The website MarketWatch publishes a kind of Dear Abby column related to family finances that touches on some very real subjects confronting families today. On July 2, columnist Quentin Fottrell published a column in which a wife laments her husband’s spending habits and wonders whether she could be liable for his debts should he die.
The wife professes that she loves her spouse, but they have completely different perspectives on how to spend money. Husband is reported to have $75,000 of credit card debt and is shopping for $8,000 of season tickets for a local sports team. Wife wants to know if he dies whether she could be liable for these kinds of debt because she is has significant consumer debt of her own.
This problem is scarcely unique. People can really adore each other while having completely opposing views on many subjects, including finance. Unfortunately, the legal world doesn’t have many useful remedies to address financial conflict. The law says there are four kinds of debt. As between you and your creditors, there is individual debt and joint debt. American Express can’t sue you for the $75,000 your spouse ran up on his Platinum Amex unless you signed up for the debt with him. If hubby dies, they can only recover that debt if he has more than $75,000 of assets in his name alone. But suppose the day comes where the debt climbs to $100,000 and you can’t stand it anymore. Alas, in a divorce, if that debt accumulated while you and your spouse were married, the court is supposed to divide the debt between the two of you equitably.

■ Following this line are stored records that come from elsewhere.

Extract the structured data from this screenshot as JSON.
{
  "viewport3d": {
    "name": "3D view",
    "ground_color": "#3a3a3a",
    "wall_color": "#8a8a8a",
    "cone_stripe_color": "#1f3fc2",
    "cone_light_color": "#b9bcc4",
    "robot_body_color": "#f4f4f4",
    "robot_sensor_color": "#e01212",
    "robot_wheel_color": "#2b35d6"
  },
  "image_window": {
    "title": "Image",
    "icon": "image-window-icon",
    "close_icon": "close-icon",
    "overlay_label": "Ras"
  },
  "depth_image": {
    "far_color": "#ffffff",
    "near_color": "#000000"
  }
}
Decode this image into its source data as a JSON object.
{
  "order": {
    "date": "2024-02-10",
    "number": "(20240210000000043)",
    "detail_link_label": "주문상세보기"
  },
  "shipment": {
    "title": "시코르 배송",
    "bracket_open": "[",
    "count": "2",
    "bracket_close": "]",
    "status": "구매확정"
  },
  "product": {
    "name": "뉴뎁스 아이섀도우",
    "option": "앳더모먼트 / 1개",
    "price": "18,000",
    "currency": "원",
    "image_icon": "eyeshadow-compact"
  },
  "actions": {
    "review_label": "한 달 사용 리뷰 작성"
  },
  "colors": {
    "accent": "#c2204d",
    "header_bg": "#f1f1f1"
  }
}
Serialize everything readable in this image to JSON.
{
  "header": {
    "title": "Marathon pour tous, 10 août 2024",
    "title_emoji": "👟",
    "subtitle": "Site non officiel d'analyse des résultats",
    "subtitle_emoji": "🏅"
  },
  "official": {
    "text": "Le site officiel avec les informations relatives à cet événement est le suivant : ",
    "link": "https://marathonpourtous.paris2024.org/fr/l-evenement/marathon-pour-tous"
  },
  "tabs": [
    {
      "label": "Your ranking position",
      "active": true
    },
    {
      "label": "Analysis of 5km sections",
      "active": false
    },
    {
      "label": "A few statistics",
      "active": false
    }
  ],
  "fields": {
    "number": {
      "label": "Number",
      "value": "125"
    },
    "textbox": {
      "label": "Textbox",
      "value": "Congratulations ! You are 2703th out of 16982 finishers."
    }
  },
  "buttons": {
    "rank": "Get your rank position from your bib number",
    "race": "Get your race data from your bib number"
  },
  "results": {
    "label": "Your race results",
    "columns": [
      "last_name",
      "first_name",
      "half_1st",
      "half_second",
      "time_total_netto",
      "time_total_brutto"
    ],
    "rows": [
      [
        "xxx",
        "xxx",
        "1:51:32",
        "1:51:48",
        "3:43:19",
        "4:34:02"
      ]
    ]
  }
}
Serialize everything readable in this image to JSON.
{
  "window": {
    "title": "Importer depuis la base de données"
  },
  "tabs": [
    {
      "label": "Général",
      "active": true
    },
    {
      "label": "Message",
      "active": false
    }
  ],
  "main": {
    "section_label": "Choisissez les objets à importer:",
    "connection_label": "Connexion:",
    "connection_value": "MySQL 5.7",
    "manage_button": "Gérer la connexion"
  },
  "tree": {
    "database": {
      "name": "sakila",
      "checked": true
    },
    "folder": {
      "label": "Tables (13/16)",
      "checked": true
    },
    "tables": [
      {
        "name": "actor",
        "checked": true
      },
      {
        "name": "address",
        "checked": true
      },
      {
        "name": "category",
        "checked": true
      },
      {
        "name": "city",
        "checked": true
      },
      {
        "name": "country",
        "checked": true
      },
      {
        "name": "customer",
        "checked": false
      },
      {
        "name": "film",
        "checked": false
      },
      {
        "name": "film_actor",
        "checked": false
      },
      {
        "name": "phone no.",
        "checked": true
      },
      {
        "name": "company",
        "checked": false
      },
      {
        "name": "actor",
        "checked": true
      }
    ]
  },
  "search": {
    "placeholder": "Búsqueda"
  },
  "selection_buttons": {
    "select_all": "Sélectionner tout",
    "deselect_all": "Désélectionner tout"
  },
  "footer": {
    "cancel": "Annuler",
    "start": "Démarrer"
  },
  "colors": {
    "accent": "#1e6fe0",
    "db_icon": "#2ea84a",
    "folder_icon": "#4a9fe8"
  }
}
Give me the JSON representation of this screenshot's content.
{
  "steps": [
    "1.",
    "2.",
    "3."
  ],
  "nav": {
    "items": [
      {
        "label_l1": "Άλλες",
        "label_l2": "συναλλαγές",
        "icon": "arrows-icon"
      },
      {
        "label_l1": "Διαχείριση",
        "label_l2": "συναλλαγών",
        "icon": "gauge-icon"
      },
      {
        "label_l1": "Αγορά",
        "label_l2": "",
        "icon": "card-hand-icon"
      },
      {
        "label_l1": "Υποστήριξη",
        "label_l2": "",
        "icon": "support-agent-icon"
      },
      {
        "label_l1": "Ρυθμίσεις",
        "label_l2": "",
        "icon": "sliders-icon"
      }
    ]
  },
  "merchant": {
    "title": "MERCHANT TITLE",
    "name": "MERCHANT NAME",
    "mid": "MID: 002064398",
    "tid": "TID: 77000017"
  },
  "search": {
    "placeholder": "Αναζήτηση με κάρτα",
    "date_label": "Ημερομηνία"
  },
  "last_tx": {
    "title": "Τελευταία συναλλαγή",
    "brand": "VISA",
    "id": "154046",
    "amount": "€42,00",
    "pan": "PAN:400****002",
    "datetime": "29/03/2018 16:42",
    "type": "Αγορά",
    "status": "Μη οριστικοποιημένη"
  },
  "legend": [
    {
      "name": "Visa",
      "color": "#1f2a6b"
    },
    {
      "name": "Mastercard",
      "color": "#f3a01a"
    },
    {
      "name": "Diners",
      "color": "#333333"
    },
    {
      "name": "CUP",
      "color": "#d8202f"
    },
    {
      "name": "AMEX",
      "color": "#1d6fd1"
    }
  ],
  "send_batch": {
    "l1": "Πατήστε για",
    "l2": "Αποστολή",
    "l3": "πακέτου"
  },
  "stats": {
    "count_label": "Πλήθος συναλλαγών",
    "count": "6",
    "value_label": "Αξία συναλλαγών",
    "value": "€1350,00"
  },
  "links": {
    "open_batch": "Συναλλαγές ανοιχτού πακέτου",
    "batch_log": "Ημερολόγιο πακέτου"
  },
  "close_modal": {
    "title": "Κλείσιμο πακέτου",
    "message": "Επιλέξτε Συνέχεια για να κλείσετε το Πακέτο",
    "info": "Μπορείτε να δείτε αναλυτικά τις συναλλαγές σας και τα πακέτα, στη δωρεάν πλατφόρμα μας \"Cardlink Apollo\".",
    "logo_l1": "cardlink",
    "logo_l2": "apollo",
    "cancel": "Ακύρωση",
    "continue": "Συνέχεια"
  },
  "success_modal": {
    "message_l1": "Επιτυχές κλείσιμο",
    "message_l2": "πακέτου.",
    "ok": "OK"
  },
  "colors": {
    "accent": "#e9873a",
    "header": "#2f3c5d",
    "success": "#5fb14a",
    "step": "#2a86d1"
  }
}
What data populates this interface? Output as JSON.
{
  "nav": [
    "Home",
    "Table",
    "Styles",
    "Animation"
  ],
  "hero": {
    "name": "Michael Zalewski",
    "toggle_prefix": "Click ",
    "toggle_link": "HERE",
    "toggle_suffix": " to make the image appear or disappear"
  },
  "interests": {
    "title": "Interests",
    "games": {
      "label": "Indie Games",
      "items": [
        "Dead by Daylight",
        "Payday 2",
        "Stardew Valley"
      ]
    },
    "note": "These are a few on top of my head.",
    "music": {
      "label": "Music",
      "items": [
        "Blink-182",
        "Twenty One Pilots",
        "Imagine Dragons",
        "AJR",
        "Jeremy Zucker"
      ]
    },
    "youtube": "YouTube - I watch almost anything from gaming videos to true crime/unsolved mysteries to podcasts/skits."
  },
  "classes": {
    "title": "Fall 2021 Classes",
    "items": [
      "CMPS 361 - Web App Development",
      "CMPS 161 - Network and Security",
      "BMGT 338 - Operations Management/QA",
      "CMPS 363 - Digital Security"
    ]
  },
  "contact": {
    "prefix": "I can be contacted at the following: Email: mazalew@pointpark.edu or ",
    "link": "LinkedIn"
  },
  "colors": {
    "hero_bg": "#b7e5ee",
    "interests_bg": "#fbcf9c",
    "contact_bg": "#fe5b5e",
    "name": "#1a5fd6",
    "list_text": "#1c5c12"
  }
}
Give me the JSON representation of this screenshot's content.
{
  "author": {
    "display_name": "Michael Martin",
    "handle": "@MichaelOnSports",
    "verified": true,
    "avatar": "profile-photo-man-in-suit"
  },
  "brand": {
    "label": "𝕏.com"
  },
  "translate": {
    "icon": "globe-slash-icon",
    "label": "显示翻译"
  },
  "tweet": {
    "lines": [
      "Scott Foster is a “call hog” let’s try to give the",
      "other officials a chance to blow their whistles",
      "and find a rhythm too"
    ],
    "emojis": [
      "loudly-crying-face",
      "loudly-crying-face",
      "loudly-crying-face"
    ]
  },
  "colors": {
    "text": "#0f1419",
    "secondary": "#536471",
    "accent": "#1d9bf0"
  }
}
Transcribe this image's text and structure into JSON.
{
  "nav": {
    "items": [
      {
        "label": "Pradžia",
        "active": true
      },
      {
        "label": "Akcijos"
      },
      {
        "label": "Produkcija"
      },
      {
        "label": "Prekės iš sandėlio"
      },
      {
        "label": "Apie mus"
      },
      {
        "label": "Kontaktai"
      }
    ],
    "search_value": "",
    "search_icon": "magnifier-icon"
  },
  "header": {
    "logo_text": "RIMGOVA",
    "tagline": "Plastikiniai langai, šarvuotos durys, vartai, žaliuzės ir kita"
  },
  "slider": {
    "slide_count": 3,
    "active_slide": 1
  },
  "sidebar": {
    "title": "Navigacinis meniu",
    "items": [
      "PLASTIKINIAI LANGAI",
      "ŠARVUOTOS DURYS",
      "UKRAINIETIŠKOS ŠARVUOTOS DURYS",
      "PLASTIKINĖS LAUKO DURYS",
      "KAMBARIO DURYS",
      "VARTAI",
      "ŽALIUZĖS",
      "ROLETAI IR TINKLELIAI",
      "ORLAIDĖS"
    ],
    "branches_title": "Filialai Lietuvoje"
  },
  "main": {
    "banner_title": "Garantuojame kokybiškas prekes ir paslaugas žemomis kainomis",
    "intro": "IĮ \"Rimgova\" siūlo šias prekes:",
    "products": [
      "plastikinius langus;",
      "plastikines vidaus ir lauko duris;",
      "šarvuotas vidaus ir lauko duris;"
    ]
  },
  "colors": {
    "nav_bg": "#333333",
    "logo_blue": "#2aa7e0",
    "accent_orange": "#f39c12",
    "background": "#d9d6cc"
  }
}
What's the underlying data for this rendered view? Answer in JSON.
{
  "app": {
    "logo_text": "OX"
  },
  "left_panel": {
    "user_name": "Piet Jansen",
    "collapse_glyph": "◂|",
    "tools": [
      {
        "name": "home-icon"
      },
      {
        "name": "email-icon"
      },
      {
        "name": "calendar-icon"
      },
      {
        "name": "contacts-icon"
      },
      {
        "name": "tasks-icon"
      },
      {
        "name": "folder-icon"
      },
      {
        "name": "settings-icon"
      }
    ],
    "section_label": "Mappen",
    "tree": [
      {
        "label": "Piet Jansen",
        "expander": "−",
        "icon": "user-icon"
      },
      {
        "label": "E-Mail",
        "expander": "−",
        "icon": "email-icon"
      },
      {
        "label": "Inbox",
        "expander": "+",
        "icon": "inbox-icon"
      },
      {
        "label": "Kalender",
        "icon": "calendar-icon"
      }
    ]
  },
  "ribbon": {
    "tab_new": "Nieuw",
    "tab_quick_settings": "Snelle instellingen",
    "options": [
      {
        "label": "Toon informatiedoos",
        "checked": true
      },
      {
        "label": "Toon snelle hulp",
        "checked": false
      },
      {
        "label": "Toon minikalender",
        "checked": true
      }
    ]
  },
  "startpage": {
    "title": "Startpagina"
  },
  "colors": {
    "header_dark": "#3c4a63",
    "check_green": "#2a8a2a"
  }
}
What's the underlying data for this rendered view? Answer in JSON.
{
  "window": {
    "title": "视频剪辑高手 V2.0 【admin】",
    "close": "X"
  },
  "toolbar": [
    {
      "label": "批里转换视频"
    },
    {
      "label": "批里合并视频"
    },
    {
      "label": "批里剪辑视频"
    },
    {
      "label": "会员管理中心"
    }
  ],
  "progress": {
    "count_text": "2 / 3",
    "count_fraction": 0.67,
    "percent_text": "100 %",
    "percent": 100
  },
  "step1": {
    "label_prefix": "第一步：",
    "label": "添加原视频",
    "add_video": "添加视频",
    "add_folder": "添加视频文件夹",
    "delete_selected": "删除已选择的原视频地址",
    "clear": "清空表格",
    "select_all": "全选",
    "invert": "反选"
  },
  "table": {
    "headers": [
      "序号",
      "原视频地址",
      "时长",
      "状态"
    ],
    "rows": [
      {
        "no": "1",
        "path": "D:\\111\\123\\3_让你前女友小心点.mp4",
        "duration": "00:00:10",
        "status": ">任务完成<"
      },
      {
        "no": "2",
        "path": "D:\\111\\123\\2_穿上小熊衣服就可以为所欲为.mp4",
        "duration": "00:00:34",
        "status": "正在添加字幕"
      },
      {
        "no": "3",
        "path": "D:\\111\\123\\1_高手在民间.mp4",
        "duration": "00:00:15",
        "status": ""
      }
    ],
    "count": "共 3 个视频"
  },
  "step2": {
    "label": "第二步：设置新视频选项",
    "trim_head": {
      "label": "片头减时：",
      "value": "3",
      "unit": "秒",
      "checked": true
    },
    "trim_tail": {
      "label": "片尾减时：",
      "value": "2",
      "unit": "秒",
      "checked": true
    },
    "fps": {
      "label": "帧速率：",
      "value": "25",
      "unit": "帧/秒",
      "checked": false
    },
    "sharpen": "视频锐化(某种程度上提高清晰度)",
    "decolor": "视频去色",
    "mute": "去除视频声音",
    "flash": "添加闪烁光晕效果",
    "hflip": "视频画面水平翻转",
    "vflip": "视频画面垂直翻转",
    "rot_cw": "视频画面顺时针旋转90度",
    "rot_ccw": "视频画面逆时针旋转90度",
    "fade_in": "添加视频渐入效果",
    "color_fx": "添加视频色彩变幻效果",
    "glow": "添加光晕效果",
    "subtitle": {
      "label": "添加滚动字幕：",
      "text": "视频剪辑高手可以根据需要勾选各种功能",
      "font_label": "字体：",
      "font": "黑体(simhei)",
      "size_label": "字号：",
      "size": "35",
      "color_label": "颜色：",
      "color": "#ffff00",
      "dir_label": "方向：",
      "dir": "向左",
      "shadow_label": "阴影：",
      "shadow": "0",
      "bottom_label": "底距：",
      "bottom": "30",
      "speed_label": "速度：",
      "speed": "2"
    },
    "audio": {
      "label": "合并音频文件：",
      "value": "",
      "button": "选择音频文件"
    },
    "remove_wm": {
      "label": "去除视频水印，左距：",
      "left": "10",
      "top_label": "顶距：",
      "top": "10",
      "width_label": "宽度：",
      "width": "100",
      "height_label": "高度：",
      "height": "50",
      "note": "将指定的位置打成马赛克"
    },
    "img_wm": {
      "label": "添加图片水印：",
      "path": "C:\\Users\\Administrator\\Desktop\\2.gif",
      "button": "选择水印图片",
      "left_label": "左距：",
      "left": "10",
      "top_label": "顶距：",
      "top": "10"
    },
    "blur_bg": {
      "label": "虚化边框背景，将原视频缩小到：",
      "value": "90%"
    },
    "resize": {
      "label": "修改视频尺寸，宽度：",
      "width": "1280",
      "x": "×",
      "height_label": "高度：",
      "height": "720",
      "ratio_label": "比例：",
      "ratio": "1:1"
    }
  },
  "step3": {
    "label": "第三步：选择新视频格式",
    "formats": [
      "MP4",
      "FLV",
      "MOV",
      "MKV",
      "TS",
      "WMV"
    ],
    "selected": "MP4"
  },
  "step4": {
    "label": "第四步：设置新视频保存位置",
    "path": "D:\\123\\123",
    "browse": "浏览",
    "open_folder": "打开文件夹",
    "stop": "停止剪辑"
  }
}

You might be able to show that the entire $100,000 was spent on antique car restorations, a collection of handmade bowie knives and tickets for the Penguins. Some judges and hearing officers will be sympathetic and stick him with most of the debt. However, many others adopt the laissez-fair view that if you stayed married while he racked up the debt, you get your half of it in sickness and in health. The case law on this is very spotty and, more often than not, the debt includes things that appear ego driven while other things are clearly family needs (e.g., summer camp, unreimbursed medicals, a stint in rehab). This may sound very inequitable but courts often take the approach that it is their job to divide the debt as it stands on the date of separation rather than sit through a lengthy rehash of how one spouse tried without success to rein the other’s spending in. Rare are the cases where the debt amasses quickly. More typical is the situation where a spouse compensates for his/her unhappiness by purchasing “things”. Another common problem is the spouse who quits or loses a job only to decide that now is the perfect time to open a sporting goods store a mile away from Dick’s or an ice cream parlor next to the Dairy Queen. That debt is going to be marital debt even if you told your spouse that the idea was crazy, and you were against it.
So, what can you do? Hate to say it, but it is time to talk with a divorce lawyer before the crisis escalates. To ignore the problem means that what you saved for retirement or the rainy day gets pitched into the pyre of marital debt. Understand that your protests along the way to financial Armageddon will be considered in divorce but may also be completely ignored when the property distribution is made final. Even things like the $100,000 loan your spouse took to educate the kid from the former marriage is still marital even though you received essentially “zero” value for the debt. That’s a bad place to be but only you can stop the debt train before it leaves the tracks.